Australia’s highest-circulating daily paper, the Herald Sun, has been brought to heel for lazy and biased journalism after SSAA Victoria took a stand against the paper’s attack on reputable firearms organisations in a story last year.
The Australian Press Council found the Herald Sun had published misleading material without reasonable fairness or balance and had not taken steps to provide adequate remedial action, contravening three of the General Principles in its Standards of Practice.
The action relates to a story published by the Herald Sun in June last year, which painted the firearms organisations and the firearms industry as social media “trolls” and sinister recruiters of “disaffected young men” in print and online.
“The story was an outright attack on all firearms users and the organisations and industry that support them,” said SSAA Victoria CEO Jack Wegman.
“Sadly, this level of bias against gun owners is all too regular, but we have now shown that we don’t have to stand for it and that the Australian Press Council and other media regulators are there to protect us from this level of bias.”
In what was a prime example of lazy and biased journalism, the story was built on parts of a broader interview for a profile piece on Alannah and Madeline Foundation CEO and anti-gun advocate Lesley Podesta.
In that interview Podesta complained that the AMF had been targeted by “gun-lobby bullies” and that her staff had to receive counselling after “aggressive trolling from the firearms lobby” resulting from its opposition to the importation of the Adler 110 shotgun.
This was turned into a news story written by experienced writer Wendy Touhy who on several occasions used the phrase “the gun lobby” to describe people who had abused AMF staff.
This phrase clearly implied any organisation which advocates on firearms issues.
SSAA Victoria, as the State’s biggest firearm-owner organisation which advocates on firearms issues, took exception to the fact that it had been implicated in this story, that no balancing comments were sought nor was there any attempt to investigate the veracity of Podesta’s statements.
Instead the Herald Sun took Podesta’s word for it and gave her a platform to malign our organisation and other reputable shooting bodies, as well as the industry.
SSAA Victoria immediately filed an official complaint with the Australian Press Council, which held an Adjudication Panel hearing in February this year. It was chaired by the Council’s Vice-Chair the Hon John Doyle AC and was attended by other members of the council and APC executive. News Corp Australia business manager Tom Salom represented the Herald Sun.

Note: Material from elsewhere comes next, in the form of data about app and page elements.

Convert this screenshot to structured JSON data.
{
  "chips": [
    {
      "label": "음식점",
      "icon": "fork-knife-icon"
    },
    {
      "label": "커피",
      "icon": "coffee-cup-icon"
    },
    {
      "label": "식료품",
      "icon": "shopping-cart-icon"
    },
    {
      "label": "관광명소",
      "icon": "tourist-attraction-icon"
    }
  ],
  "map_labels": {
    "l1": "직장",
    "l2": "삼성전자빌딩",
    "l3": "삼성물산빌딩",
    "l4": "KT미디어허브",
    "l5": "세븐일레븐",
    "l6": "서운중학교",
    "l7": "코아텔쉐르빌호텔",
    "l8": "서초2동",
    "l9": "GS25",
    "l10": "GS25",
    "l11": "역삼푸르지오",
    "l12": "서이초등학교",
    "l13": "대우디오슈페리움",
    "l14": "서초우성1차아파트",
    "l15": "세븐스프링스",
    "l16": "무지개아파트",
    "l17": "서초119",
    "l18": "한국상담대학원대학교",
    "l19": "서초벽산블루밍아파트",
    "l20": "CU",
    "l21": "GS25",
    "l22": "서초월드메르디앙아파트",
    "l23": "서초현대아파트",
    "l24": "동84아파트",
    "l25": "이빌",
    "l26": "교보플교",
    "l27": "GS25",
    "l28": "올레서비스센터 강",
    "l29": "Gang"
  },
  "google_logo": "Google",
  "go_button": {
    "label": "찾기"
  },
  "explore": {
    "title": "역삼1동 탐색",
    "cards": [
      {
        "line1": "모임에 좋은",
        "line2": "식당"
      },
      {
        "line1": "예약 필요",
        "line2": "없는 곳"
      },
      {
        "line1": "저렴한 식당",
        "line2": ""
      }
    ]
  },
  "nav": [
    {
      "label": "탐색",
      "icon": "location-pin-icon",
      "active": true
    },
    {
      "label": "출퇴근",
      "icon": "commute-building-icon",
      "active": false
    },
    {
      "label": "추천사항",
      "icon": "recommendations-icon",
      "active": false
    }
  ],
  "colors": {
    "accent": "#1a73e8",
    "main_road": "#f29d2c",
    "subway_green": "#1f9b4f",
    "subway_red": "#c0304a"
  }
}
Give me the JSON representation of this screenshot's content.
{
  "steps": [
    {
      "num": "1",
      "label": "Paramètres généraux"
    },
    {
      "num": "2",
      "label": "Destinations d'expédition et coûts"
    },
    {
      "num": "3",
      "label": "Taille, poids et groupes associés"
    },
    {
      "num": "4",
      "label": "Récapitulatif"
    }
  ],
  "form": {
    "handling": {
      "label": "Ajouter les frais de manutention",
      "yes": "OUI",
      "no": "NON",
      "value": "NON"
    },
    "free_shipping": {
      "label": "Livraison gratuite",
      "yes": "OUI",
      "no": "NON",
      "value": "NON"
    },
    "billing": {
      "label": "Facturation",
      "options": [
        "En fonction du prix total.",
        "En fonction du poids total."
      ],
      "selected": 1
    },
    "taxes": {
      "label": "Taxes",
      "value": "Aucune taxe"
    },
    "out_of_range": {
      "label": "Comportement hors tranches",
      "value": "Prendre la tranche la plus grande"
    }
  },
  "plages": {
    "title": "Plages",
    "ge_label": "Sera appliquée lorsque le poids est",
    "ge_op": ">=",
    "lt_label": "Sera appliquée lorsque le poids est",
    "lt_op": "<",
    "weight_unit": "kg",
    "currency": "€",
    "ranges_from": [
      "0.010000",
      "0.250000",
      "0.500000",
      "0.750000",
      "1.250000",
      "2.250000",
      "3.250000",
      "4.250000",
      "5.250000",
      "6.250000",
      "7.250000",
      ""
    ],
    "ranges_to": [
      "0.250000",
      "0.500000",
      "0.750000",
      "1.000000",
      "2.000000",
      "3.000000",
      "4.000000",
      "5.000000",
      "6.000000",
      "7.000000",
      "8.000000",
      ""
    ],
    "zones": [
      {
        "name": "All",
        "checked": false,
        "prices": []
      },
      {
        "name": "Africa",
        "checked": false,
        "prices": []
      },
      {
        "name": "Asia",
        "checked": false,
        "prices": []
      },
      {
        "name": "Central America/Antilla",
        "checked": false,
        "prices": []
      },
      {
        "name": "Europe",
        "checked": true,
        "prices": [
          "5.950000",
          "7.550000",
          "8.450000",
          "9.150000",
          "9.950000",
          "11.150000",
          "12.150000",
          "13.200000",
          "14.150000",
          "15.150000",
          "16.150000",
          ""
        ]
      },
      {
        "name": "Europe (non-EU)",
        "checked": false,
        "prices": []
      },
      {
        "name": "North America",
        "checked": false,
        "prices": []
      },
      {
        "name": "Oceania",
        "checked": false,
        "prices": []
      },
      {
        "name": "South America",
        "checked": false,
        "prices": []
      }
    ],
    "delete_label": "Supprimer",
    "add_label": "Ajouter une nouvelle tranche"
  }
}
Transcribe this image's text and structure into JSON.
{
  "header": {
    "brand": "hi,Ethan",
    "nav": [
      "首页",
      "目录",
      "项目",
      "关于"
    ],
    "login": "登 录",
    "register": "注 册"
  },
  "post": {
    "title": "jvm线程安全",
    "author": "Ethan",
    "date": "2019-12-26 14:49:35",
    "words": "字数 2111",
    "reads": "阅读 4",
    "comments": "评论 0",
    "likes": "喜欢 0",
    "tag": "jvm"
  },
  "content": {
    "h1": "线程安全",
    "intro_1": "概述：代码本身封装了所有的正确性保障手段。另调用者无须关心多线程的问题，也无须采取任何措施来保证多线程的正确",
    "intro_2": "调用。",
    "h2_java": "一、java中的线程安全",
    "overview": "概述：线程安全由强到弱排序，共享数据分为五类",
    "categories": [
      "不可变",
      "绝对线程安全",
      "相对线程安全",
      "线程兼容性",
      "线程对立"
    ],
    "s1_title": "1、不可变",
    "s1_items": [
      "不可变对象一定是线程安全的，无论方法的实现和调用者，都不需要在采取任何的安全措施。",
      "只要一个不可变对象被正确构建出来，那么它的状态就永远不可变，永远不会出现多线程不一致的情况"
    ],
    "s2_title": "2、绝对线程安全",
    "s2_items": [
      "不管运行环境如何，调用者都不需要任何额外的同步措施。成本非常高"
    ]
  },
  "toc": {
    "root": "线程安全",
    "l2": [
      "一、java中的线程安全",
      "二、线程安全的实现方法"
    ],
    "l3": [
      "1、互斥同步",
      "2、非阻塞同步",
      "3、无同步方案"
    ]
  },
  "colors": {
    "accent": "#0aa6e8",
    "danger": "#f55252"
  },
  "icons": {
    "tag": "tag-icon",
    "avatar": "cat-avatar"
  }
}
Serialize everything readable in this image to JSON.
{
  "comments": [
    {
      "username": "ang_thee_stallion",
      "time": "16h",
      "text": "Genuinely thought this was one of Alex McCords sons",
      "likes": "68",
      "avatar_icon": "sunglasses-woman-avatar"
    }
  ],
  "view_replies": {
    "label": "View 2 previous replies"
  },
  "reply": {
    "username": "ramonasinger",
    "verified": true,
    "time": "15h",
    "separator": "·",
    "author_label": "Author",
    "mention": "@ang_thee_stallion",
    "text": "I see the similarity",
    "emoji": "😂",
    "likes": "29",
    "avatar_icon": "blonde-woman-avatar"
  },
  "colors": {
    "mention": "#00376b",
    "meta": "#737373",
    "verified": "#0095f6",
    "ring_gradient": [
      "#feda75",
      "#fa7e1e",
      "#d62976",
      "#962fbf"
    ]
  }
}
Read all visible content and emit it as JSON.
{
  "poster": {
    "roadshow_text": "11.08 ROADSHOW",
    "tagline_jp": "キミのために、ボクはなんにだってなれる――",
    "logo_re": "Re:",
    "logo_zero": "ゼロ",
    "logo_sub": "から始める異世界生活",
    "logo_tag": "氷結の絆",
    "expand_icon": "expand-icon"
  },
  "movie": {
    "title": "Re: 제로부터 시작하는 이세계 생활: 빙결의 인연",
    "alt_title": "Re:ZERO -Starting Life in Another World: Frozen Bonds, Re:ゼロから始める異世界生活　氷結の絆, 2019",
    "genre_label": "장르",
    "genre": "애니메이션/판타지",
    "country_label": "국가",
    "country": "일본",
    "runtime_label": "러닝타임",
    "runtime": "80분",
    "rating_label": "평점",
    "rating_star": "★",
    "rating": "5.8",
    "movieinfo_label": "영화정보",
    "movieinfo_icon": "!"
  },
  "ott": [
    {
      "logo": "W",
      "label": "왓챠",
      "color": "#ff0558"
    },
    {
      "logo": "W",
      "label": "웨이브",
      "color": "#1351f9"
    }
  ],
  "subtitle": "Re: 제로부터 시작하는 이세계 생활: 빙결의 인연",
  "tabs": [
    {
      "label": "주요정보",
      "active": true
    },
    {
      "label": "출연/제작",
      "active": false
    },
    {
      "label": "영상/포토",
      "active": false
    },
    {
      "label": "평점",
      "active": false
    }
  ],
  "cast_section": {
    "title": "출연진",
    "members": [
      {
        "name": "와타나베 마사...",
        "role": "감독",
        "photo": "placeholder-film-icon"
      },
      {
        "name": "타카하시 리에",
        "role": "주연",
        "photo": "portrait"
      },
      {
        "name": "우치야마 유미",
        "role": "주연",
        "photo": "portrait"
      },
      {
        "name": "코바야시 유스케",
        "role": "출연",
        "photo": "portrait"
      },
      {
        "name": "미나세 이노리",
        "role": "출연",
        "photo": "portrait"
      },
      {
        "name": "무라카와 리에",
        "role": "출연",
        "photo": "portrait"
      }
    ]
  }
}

We argued in the hearing that the sweeping statements about “the gun lobby” in the article could easily be construed as SSAA Victoria or any other reputable organisation representing the interests of firearms users.
We said that the comments of a few individuals should not be presented as the views of the broader firearms community nor the reputable organisations which represent them.
The APC Adjudication Panel agreed and after some weeks of deliberation, handed down its final ruling that the Herald Sun had breached General Principle 1. “As the misleading aspects of the article were not addressed by a correction or other adequate remedial action, the publication breached General Principle 2.
“The council also considered that the failure to seek a response or comment from any organisation or body in the gun lobby, firearms lobby or the gun industry amounted to a failure to take reasonable steps to ensure the article was presented with reasonable fairness and balance. Accordingly, the publication breached General Principle 3.”
“This is a great result,” Mr Wegman said.
“Nearly every week we see in the media biased, hysterical and irrational attacks on firearms, firearms users and the industry that supports them.
“It has gotten to the point where common sense no longer informs conversation around firearms, as demonstrated by the situation in Tasmania where very reasonable and sensible adjustments to firearms regulations have been attacked by hysterical and irrational anti-gun groups.
“What’s more, these people rely on media bias such as that displayed by the Herald Sun to scare people into donating money to them.
“Hopefully this ruling will send a clear message that we are watching and will continue to jump on these types of attacks on the shooting sports.”